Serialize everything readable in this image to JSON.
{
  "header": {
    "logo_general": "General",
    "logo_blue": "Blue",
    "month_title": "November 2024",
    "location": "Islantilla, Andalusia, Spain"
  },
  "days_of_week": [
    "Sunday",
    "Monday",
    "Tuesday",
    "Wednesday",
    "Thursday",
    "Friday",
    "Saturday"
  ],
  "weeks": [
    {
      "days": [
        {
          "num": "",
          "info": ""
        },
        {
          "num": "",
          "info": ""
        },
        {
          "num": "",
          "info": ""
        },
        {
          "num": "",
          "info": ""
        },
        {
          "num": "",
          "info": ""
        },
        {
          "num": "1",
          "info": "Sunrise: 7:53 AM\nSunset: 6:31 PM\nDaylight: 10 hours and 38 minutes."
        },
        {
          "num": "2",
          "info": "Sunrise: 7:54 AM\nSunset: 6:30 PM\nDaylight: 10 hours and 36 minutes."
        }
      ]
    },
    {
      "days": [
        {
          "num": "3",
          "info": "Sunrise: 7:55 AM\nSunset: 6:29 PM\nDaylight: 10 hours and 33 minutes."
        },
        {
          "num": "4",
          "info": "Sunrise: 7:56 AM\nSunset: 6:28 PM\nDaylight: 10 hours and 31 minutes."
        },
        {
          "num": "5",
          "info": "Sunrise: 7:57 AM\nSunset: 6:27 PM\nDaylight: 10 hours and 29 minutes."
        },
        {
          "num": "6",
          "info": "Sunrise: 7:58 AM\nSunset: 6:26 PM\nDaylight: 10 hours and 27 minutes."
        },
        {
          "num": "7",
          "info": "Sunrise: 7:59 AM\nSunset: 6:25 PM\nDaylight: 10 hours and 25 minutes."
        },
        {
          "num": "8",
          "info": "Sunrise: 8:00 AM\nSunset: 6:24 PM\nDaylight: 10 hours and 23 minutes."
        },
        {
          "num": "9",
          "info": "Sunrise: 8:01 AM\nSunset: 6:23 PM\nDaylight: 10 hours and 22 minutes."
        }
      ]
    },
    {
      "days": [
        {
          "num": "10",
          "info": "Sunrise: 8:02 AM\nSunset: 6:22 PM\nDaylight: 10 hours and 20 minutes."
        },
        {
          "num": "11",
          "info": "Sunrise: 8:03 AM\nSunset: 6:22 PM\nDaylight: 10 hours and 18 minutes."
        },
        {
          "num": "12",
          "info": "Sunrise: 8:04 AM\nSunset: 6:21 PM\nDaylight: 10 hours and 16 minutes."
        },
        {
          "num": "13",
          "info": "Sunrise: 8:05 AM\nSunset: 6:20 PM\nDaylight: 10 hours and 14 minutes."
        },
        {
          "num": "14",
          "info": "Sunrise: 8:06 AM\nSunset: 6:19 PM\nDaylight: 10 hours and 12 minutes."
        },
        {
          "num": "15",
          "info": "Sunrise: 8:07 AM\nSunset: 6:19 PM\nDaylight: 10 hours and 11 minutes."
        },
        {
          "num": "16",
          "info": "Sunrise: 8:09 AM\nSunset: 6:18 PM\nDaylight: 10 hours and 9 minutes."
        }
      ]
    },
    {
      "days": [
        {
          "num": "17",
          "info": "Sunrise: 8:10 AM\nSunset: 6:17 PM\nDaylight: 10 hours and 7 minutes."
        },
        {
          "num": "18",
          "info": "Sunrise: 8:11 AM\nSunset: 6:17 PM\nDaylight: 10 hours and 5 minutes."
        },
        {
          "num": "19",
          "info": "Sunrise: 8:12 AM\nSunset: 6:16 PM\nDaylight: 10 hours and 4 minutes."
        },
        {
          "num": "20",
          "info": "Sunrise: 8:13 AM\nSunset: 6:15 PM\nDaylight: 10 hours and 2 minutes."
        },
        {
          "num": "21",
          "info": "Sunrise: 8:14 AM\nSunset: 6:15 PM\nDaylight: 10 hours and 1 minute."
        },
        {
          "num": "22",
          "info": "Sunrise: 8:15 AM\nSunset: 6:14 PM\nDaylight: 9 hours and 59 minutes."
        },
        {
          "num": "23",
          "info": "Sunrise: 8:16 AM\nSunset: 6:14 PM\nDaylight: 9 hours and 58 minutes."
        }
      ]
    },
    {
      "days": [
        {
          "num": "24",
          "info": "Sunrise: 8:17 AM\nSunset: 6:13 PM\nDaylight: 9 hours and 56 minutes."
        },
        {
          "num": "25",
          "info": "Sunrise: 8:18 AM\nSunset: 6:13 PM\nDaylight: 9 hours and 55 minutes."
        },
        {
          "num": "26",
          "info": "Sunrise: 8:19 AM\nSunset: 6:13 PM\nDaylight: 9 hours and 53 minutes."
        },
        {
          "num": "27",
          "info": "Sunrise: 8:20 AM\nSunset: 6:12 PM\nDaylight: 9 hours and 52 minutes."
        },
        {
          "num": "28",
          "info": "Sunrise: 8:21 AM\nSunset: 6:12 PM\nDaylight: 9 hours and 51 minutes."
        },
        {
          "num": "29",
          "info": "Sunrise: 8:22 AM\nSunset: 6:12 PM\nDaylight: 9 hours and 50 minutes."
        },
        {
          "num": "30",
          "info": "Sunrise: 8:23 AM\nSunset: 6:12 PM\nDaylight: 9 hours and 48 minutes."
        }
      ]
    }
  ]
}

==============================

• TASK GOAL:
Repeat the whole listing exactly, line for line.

• OUTPUT BELOW:
Serialize everything readable in this image to JSON.
{
  "header": {
    "logo_general": "General",
    "logo_blue": "Blue",
    "month_title": "November 2024",
    "location": "Islantilla, Andalusia, Spain"
  },
  "days_of_week": [
    "Sunday",
    "Monday",
    "Tuesday",
    "Wednesday",
    "Thursday",
    "Friday",
    "Saturday"
  ],
  "weeks": [
    {
      "days": [
        {
          "num": "",
          "info": ""
        },
        {
          "num": "",
          "info": ""
        },
        {
          "num": "",
          "info": ""
        },
        {
          "num": "",
          "info": ""
        },
        {
          "num": "",
          "info": ""
        },
        {
          "num": "1",
          "info": "Sunrise: 7:53 AM\nSunset: 6:31 PM\nDaylight: 10 hours and 38 minutes."
        },
        {
          "num": "2",
          "info": "Sunrise: 7:54 AM\nSunset: 6:30 PM\nDaylight: 10 hours and 36 minutes."
        }
      ]
    },
    {
      "days": [
        {
          "num": "3",
          "info": "Sunrise: 7:55 AM\nSunset: 6:29 PM\nDaylight: 10 hours and 33 minutes."
        },
        {
          "num": "4",
          "info": "Sunrise: 7:56 AM\nSunset: 6:28 PM\nDaylight: 10 hours and 31 minutes."
        },
        {
          "num": "5",
          "info": "Sunrise: 7:57 AM\nSunset: 6:27 PM\nDaylight: 10 hours and 29 minutes."
        },
        {
          "num": "6",
          "info": "Sunrise: 7:58 AM\nSunset: 6:26 PM\nDaylight: 10 hours and 27 minutes."
        },
        {
          "num": "7",
          "info": "Sunrise: 7:59 AM\nSunset: 6:25 PM\nDaylight: 10 hours and 25 minutes."
        },
        {
          "num": "8",
          "info": "Sunrise: 8:00 AM\nSunset: 6:24 PM\nDaylight: 10 hours and 23 minutes."
        },
        {
          "num": "9",
          "info": "Sunrise: 8:01 AM\nSunset: 6:23 PM\nDaylight: 10 hours and 22 minutes."
        }
      ]
    },
    {
      "days": [
        {
          "num": "10",
          "info": "Sunrise: 8:02 AM\nSunset: 6:22 PM\nDaylight: 10 hours and 20 minutes."
        },
        {
          "num": "11",
          "info": "Sunrise: 8:03 AM\nSunset: 6:22 PM\nDaylight: 10 hours and 18 minutes."
        },
        {
          "num": "12",
          "info": "Sunrise: 8:04 AM\nSunset: 6:21 PM\nDaylight: 10 hours and 16 minutes."
        },
        {
          "num": "13",
          "info": "Sunrise: 8:05 AM\nSunset: 6:20 PM\nDaylight: 10 hours and 14 minutes."
        },
        {
          "num": "14",
          "info": "Sunrise: 8:06 AM\nSunset: 6:19 PM\nDaylight: 10 hours and 12 minutes."
        },
        {
          "num": "15",
          "info": "Sunrise: 8:07 AM\nSunset: 6:19 PM\nDaylight: 10 hours and 11 minutes."
        },
        {
          "num": "16",
          "info": "Sunrise: 8:09 AM\nSunset: 6:18 PM\nDaylight: 10 hours and 9 minutes."
        }
      ]
    },
    {
      "days": [
        {
          "num": "17",
          "info": "Sunrise: 8:10 AM\nSunset: 6:17 PM\nDaylight: 10 hours and 7 minutes."
        },
        {
          "num": "18",
          "info": "Sunrise: 8:11 AM\nSunset: 6:17 PM\nDaylight: 10 hours and 5 minutes."
        },
        {
          "num": "19",
          "info": "Sunrise: 8:12 AM\nSunset: 6:16 PM\nDaylight: 10 hours and 4 minutes."
        },
        {
          "num": "20",
          "info": "Sunrise: 8:13 AM\nSunset: 6:15 PM\nDaylight: 10 hours and 2 minutes."
        },
        {
          "num": "21",
          "info": "Sunrise: 8:14 AM\nSunset: 6:15 PM\nDaylight: 10 hours and 1 minute."
        },
        {
          "num": "22",
          "info": "Sunrise: 8:15 AM\nSunset: 6:14 PM\nDaylight: 9 hours and 59 minutes."
        },
        {
          "num": "23",
          "info": "Sunrise: 8:16 AM\nSunset: 6:14 PM\nDaylight: 9 hours and 58 minutes."
        }
      ]
    },
    {
      "days": [
        {
          "num": "24",
          "info": "Sunrise: 8:17 AM\nSunset: 6:13 PM\nDaylight: 9 hours and 56 minutes."
        },
        {
          "num": "25",
          "info": "Sunrise: 8:18 AM\nSunset: 6:13 PM\nDaylight: 9 hours and 55 minutes."
        },
        {
          "num": "26",
          "info": "Sunrise: 8:19 AM\nSunset: 6:13 PM\nDaylight: 9 hours and 53 minutes."
        },
        {
          "num": "27",
          "info": "Sunrise: 8:20 AM\nSunset: 6:12 PM\nDaylight: 9 hours and 52 minutes."
        },
        {
          "num": "28",
          "info": "Sunrise: 8:21 AM\nSunset: 6:12 PM\nDaylight: 9 hours and 51 minutes."
        },
        {
          "num": "29",
          "info": "Sunrise: 8:22 AM\nSunset: 6:12 PM\nDaylight: 9 hours and 50 minutes."
        },
        {
          "num": "30",
          "info": "Sunrise: 8:23 AM\nSunset: 6:12 PM\nDaylight: 9 hours and 48 minutes."
        }
      ]
    }
  ]
}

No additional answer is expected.